As we noted in a post earlier, we know that there have been accidents involving self-driving test vehicles. Our focus in that post was the question of liability. While there doesn't seem to be a clear answer yet, a number of experts say they don't think the liability question will be that big of a deal for a while.
Indeed, one recent article in the Detroit Free Press reported that 84 percent of executives of major insurance companies polled said they don't think their business will see much of an impact from driverless cars until 2025.
Meanwhile, the National Transportation Safety Board recently it renewed its call to have collision avoidance systems made standard equipment on all new commercial and private vehicles. It dismisses complaints about the cost of such a strategy saying that it would prevent thousands of deaths due to driver negligence and recklessness.
And then there are more conservative transportation researchers like Steve Shladover of the University of California, Berkley, who say the reality is that fully autonomous cars are not on the horizon.
Shladover has been working on the idea of robocars for more than 40 years and he says the challenge of making them a reality is "10 orders of magnitude more complicated than (fully automated) commercial aviation." He says the hurdles in developing software that can handle lighting, weather and traffic condition variables are significant.
In a rather blunt statement about software bugs, Shladover offers this. "The old 'blue screen of death' won't just be a figure of speech anymore. It could mean that somebody actually dies."
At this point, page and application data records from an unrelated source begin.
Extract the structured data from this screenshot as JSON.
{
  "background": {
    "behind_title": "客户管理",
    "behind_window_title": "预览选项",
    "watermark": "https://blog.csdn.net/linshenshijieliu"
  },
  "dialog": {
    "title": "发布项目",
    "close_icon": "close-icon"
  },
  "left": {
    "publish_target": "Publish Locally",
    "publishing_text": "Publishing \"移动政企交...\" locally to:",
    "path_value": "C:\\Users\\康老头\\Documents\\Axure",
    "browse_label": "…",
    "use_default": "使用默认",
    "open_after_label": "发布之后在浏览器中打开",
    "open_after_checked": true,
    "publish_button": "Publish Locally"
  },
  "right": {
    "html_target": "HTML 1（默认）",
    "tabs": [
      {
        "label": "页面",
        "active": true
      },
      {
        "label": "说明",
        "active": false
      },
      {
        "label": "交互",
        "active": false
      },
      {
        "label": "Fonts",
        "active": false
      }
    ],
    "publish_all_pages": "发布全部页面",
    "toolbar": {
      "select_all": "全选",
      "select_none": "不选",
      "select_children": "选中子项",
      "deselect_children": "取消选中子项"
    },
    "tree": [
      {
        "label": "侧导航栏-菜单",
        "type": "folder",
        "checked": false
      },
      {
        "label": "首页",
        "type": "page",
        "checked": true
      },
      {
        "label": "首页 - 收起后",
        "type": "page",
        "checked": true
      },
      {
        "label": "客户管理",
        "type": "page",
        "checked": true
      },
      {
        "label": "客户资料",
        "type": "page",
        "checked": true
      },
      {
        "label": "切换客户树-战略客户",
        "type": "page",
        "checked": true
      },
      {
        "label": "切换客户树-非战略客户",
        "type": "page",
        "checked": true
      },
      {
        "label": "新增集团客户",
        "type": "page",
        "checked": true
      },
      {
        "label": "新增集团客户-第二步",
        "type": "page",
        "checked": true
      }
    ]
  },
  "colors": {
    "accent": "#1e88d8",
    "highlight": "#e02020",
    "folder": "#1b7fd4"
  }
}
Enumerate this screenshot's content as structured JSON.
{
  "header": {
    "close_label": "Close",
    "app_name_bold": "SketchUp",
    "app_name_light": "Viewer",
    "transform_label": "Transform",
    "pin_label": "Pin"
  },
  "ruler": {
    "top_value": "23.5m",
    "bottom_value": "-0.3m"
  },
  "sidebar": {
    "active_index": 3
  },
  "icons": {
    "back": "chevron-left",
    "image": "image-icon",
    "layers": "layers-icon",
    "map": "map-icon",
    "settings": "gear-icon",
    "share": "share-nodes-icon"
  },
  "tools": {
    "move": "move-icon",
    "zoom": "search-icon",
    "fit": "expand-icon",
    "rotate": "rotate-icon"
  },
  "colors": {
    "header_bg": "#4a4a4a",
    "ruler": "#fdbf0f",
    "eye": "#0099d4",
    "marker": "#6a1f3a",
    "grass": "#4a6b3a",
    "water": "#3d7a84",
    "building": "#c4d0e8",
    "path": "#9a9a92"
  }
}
And a Stanford University mechanical engineering professor says human error, the cause of most accidents, isn't eliminated with computers. It's only shifted from driver to programmer -- which brings us back to the question of where liability will rest.